I want to go to graduate school, but I have a couple of snags I need to work out. Please help!!?
I am looking into going to graduate school, but I have two minor (potentially major) problems. In 2006, I graduated with a B.A. in Mass Communications. I didn’t have a Step B in order, so I took a yea off of school. I am not interested in going back to school and getting my Master’s. The thing is my GPA isn’t as high as I need it to be. Since I have already graduated from a four-year college, is it possible to go to a junior college and take classes to boost my GPA?
My second problem is that while I was away at college, I didn’t make friends with any of my professors. Since I don’t have any instructors that I can look at to ask for letters of recommendation, what are my other options?
Thank you for all who took time out of there day to answer my questions!!
- 1 decade agoFavorite Answer
Graduate programs will look at your GPA from your 4 year university separately from a jr college so there isn't a point in trying to boost your GPA. It is not clear if you want a PhD for grad school. Most post-grad schools require an entrance exam such as the GRE, GMAT, LSAT, MCAT etc.
You need to score well on these to overshadow your GPA. It's not too late to go back and ask for help from your old university. Letters of recommendation may also come from places of work and colleagues. In your application stress why you want to attend grad school and how you have prepared for it in your career.
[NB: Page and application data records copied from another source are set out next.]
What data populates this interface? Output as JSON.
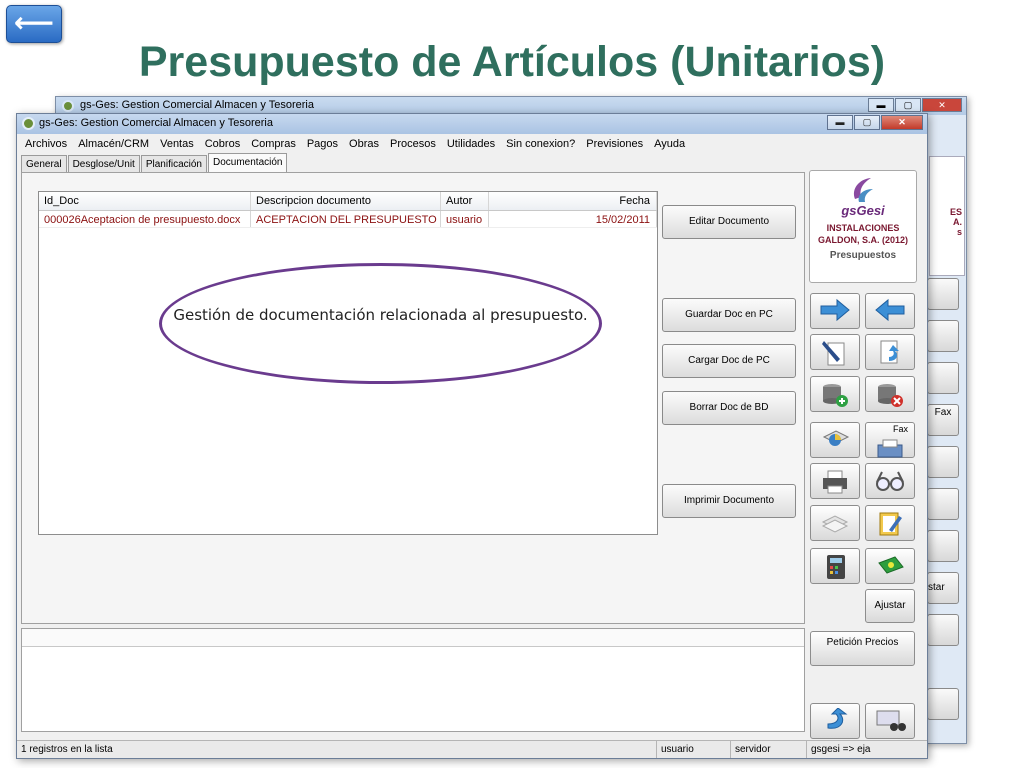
{
  "slide": {
    "title": "Presupuesto de Artículos (Unitarios)",
    "back_label": "⟵"
  },
  "bg_window": {
    "title": "gs-Ges: Gestion Comercial Almacen y Tesoreria",
    "peek_text": "ES\nA.\ns",
    "peek_fax": "Fax",
    "peek_ajustar": "star"
  },
  "window": {
    "title": "gs-Ges: Gestion Comercial Almacen y Tesoreria",
    "controls": {
      "minimize": "▬",
      "maximize": "▢",
      "close": "✕"
    }
  },
  "menu": [
    "Archivos",
    "Almacén/CRM",
    "Ventas",
    "Cobros",
    "Compras",
    "Pagos",
    "Obras",
    "Procesos",
    "Utilidades",
    "Sin conexion?",
    "Previsiones",
    "Ayuda"
  ],
  "tabs": [
    "General",
    "Desglose/Unit",
    "Planificación",
    "Documentación"
  ],
  "active_tab": "Documentación",
  "grid": {
    "columns": [
      "Id_Doc",
      "Descripcion documento",
      "Autor",
      "Fecha"
    ],
    "rows": [
      {
        "id": "000026Aceptacion de presupuesto.docx",
        "desc": "ACEPTACION DEL PRESUPUESTO",
        "autor": "usuario",
        "fecha": "15/02/2011"
      }
    ]
  },
  "callout": "Gestión de documentación relacionada al presupuesto.",
  "actions": {
    "edit": "Editar Documento",
    "save_pc": "Guardar Doc en PC",
    "load_pc": "Cargar Doc de PC",
    "delete_db": "Borrar Doc de BD",
    "print": "Imprimir Documento"
  },
  "logo": {
    "name": "gsGesi",
    "company": "INSTALACIONES GALDON, S.A. (2012)",
    "module": "Presupuestos"
  },
  "side": {
    "ajustar": "Ajustar",
    "peticion": "Petición Precios",
    "fax_label": "Fax"
  },
  "status": {
    "count": "1 registros en la lista",
    "user": "usuario",
    "server": "servidor",
    "db": "gsgesi => eja"
  },
  "colors": {
    "title": "#2f6f5e",
    "row_text": "#8b1010",
    "callout_border": "#6a3b8e",
    "logo": "#6a2a7a"
  }
}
Reading essays that do not have a clear focus or seem like the person want to go to grad school to stay in school are always placed at the bottom of the pile. What experiences have prepared you for the schooling you are seeking? What goals will grad school help you accomplish? Good luck.
- MMLv 71 decade ago
Taking community college courses won't have any impact on the GPA you earned for your degree. However, they will show graduate schools that you're serious about your studies and can handle the work, so they're not a bad idea. They'll also give you some potential alternate sources of recommendations, but try getting in touch with some of your old professors. They might remember you better than you think they do, or at least be able to provide you with some helpful guidance. Since you're not going after an academic degree, it might also be a good idea to approach employers and/or volunteer supervisors as well.
- 1 decade ago
Well, evidently you were successful enough to graduate with your B.A. so don't beat yourself up.
I would not back track to a community college level, that just doesn't make sense. It will not affect the GPA you achieved at your four year institution.
Look, if you wish to pursue a masters, you can do it. First you must decide on which program of study will be the most appropriate for achieving your overall career goals and objectives. Once you have that, you will need to find an institution that offers that degree. You can then inquire about the entrance requirements particular to that program of study.
Read the below very carefully, and so follow up with it. it will be a valuable resource for you,
You can obtain this information by going to www.collegeboard.com/splash/ and using the sites College MatchMaker search engine, or you can also click on the related links below which will take you directly to the site. You can research colleges and universities by name, or by programs of study, or by geographical location, size, or combinations of part or all of them etc. The site will provide you with a list of institutions based on your request. It will give you the schools background, accreditation, degree offerings, programs of study, entrance requirements, tuition and fees, room and board, athletic programs etc. and a link to each institutions official web page. Make sure the college or university has a regional accreditation (most important). Practice navigating this site. It will be well worth the time and effort.Source(s): College Board http://collegesearch.collegeboard.com/search/adv_t...
- Adam JLv 61 decade ago
I was sort of in the same boat as you...
I applied to grad school two years after I left college, but was still able to get letters of recommendation-- professors realize that its part of their jobs, and I'd bet a lot of them wind up writing letters for studnts the barely remember.
As far as the GPA... There are mitigating circumstances. If your sophomore and freshman grades were bad (say from excessive partying) but then improved schools will take this into account... Alternately you can shoot to write a really persuasive essay or get an amazingly high score on whatever test you need for your masters. Good luck.